The Google – Safari privacy saga of 2012 has continued into this latest year, with a judge in the United Kingdom ruling privacy activists in the nation can sue the Internet giant over its tracking cookies trickery. This is the latest in a long string of legal spats originating from a privacy violation first reported back in February 2012.
The core of the issue is Google’s sidestepping of privacy settings to track Safari users’ activity, something accomplished with what has long been called an act of trickery. After months of back-and-forth with the FTC, Google stated in July 2012 that it sets “the highest standards of privacy and security for” its users.
Still, by November of the same year, the Internet giant was hit with a $22.5 million fine after a judge gave the thumbs-up on it, the finalization of a settlement reached months before that with the FTC. All this was followed by a lawsuit in the UK, which Google contested under the claim that jurisdiction issues meant English court couldn’t try the matter, but ultimately London’s High Court has ruled (mostly) in the claimants’ favor.
A lawsuit in the UK can proceed over the privacy issues, but any injunctions will need to be done through US court.
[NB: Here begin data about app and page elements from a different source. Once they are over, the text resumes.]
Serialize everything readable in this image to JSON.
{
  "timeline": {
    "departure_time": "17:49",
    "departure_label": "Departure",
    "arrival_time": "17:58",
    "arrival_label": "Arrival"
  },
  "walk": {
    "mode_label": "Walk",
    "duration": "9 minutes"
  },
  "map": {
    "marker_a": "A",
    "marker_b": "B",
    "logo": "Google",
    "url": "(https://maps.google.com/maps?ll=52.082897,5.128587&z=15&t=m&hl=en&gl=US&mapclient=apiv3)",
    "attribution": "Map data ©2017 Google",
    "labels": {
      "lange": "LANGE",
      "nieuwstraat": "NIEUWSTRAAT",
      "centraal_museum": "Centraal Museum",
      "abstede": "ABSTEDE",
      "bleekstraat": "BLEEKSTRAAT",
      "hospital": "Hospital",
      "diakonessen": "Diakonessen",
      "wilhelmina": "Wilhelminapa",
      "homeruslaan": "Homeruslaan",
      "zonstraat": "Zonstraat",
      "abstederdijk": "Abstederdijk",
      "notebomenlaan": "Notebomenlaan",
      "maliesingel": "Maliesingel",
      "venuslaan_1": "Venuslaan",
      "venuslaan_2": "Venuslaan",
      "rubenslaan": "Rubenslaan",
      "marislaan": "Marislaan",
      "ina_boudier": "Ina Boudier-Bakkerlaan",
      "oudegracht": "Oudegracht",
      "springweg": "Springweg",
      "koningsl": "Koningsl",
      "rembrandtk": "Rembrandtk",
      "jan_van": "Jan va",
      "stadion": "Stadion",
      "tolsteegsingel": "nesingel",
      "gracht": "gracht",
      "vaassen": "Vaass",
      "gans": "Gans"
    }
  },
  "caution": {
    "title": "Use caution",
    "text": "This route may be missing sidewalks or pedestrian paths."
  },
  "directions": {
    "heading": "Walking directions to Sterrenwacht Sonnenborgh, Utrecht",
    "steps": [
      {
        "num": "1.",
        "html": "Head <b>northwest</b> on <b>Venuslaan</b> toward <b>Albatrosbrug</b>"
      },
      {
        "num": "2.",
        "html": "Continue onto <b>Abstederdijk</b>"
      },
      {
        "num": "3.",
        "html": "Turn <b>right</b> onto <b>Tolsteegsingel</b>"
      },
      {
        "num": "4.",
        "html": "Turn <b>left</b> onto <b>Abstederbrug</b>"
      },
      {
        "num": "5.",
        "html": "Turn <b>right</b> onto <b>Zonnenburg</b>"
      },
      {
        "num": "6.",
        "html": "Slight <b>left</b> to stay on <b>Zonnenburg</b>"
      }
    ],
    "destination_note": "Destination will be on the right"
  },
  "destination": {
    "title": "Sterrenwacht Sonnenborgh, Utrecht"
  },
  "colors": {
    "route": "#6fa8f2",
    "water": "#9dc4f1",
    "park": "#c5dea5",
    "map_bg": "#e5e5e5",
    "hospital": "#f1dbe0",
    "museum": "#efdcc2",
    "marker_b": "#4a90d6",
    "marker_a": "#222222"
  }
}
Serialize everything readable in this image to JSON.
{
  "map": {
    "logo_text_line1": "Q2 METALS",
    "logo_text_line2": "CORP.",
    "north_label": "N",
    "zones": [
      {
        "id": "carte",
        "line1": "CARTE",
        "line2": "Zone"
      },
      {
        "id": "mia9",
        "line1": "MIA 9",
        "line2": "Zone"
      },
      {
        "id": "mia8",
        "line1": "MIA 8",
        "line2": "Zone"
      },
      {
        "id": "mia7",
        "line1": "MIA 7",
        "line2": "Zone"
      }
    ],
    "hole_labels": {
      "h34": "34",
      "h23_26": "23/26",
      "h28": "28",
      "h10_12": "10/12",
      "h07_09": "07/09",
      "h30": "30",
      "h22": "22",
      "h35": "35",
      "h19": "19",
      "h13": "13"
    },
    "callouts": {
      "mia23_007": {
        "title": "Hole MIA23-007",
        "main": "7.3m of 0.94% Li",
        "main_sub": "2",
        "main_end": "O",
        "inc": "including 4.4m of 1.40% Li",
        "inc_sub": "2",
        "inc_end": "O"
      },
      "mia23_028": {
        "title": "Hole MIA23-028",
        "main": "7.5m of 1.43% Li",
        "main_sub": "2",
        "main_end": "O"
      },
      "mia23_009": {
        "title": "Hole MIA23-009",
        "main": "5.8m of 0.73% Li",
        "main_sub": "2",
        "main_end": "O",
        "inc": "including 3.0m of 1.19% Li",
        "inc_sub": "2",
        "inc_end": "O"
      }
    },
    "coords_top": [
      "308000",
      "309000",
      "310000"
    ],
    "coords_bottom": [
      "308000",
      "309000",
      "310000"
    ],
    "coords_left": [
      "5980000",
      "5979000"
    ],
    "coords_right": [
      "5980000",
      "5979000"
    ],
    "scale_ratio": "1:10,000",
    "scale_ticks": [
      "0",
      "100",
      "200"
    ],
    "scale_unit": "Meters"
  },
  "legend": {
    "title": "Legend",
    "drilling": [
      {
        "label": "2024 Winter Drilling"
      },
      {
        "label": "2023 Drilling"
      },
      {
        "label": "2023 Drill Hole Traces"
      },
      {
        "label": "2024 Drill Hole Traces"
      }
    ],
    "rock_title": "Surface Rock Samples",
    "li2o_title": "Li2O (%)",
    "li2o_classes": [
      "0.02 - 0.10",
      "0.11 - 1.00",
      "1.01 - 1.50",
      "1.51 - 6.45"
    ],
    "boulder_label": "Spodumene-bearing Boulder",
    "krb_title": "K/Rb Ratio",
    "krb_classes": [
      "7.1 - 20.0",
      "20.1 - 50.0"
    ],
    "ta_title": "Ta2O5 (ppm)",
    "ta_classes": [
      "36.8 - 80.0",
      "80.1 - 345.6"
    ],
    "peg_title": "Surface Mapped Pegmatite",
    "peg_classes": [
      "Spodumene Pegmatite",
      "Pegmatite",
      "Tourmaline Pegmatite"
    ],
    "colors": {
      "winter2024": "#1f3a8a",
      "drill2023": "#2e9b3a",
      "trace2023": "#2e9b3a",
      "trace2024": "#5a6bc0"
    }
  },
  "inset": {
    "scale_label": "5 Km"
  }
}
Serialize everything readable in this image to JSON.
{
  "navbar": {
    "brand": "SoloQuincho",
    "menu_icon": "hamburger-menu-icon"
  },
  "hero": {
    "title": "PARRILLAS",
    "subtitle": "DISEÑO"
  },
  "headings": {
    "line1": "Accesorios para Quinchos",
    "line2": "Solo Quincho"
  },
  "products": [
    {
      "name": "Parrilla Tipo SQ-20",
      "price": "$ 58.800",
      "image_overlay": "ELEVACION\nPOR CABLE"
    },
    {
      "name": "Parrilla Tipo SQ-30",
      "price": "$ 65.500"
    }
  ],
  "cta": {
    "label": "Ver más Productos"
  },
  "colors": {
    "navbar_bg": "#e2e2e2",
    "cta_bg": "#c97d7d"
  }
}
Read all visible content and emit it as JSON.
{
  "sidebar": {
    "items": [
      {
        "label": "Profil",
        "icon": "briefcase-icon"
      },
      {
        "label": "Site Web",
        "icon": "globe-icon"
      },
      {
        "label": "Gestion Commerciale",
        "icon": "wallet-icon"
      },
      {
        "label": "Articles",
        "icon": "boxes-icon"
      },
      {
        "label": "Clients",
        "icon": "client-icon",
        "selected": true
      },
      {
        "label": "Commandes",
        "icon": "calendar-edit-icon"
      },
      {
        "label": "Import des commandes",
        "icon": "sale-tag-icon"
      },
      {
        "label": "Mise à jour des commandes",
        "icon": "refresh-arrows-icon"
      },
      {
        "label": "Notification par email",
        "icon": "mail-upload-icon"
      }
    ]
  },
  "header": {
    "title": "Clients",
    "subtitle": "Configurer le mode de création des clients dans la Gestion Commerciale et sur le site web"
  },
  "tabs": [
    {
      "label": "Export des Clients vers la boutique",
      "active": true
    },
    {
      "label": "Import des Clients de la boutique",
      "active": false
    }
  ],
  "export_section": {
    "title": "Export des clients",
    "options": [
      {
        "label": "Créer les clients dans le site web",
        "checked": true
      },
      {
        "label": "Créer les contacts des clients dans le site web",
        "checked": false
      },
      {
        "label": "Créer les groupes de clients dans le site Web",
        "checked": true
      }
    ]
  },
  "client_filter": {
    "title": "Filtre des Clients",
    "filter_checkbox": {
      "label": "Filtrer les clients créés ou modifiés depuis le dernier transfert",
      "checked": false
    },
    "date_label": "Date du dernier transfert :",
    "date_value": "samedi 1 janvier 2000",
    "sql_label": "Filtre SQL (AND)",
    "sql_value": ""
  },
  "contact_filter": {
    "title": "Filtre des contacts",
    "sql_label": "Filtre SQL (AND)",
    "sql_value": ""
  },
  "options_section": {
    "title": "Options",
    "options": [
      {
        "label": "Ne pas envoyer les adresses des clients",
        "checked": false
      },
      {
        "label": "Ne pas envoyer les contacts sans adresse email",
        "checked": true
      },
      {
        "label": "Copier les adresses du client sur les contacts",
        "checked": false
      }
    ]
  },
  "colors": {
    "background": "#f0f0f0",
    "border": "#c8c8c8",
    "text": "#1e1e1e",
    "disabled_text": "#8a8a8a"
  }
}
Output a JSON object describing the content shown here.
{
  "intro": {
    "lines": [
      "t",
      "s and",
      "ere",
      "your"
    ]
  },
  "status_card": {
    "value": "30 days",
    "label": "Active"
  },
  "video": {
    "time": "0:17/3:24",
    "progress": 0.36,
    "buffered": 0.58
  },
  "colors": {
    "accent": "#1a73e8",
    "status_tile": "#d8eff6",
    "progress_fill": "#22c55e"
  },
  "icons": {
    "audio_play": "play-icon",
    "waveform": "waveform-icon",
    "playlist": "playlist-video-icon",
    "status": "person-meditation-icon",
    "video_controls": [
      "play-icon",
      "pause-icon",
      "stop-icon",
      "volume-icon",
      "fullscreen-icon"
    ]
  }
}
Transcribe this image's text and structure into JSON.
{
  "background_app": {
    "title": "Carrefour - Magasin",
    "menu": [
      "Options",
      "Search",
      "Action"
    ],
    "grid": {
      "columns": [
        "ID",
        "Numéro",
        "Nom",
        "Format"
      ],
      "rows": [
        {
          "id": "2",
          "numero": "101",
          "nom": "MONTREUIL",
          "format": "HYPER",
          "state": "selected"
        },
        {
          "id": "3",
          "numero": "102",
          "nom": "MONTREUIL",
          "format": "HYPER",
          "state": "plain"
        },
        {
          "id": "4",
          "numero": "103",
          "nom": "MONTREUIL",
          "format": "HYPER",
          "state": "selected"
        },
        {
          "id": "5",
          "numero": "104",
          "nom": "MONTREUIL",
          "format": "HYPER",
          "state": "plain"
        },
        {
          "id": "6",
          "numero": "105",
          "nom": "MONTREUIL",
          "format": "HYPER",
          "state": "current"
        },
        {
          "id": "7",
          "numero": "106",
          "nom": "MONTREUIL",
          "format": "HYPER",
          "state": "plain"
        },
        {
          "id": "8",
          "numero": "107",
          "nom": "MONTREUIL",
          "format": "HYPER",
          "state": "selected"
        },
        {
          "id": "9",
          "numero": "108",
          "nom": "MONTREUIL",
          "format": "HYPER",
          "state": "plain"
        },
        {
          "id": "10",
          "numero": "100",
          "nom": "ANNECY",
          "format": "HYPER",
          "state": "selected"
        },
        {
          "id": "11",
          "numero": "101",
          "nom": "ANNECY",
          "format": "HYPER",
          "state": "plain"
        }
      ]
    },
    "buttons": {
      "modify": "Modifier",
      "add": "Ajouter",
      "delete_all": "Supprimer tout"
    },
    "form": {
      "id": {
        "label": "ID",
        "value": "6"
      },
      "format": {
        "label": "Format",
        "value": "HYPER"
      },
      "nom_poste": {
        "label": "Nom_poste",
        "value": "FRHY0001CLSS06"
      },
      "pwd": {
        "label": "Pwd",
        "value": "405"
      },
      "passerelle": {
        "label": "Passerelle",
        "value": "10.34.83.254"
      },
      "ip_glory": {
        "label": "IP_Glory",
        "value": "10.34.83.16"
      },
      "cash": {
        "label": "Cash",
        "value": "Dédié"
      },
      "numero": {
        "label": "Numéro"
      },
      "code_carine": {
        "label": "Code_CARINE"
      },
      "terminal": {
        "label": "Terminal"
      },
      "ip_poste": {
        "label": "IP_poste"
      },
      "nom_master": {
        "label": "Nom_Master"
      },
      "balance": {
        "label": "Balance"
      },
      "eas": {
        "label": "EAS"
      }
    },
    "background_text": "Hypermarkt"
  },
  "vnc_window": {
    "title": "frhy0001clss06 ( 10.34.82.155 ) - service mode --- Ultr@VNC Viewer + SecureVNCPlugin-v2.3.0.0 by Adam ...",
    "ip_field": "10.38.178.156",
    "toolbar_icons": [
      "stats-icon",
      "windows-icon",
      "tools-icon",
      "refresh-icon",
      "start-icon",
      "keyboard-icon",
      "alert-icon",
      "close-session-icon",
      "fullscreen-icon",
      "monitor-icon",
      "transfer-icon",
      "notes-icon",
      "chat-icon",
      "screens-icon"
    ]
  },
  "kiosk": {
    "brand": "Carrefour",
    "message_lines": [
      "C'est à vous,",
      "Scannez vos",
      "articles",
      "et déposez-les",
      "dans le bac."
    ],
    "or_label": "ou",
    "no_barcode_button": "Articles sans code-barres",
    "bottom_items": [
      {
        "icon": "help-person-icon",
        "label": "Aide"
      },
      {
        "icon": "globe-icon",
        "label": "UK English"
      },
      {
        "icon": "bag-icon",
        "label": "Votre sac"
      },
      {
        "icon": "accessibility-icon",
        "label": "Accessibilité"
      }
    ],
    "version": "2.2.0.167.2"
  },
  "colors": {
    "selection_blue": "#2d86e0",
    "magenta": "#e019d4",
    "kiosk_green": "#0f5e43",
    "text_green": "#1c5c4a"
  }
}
Said the judge in part on his decision: “If an American court had to resolve these issues no doubt it could do so, aided by expert evidence on English law. But that would be costly for all parties, and it would be better for all parties that the issues of English law be resolved by an English court, with the usual right of appeal, which would not be available if the issues were resolved by an American court deciding English law as a question of fact.”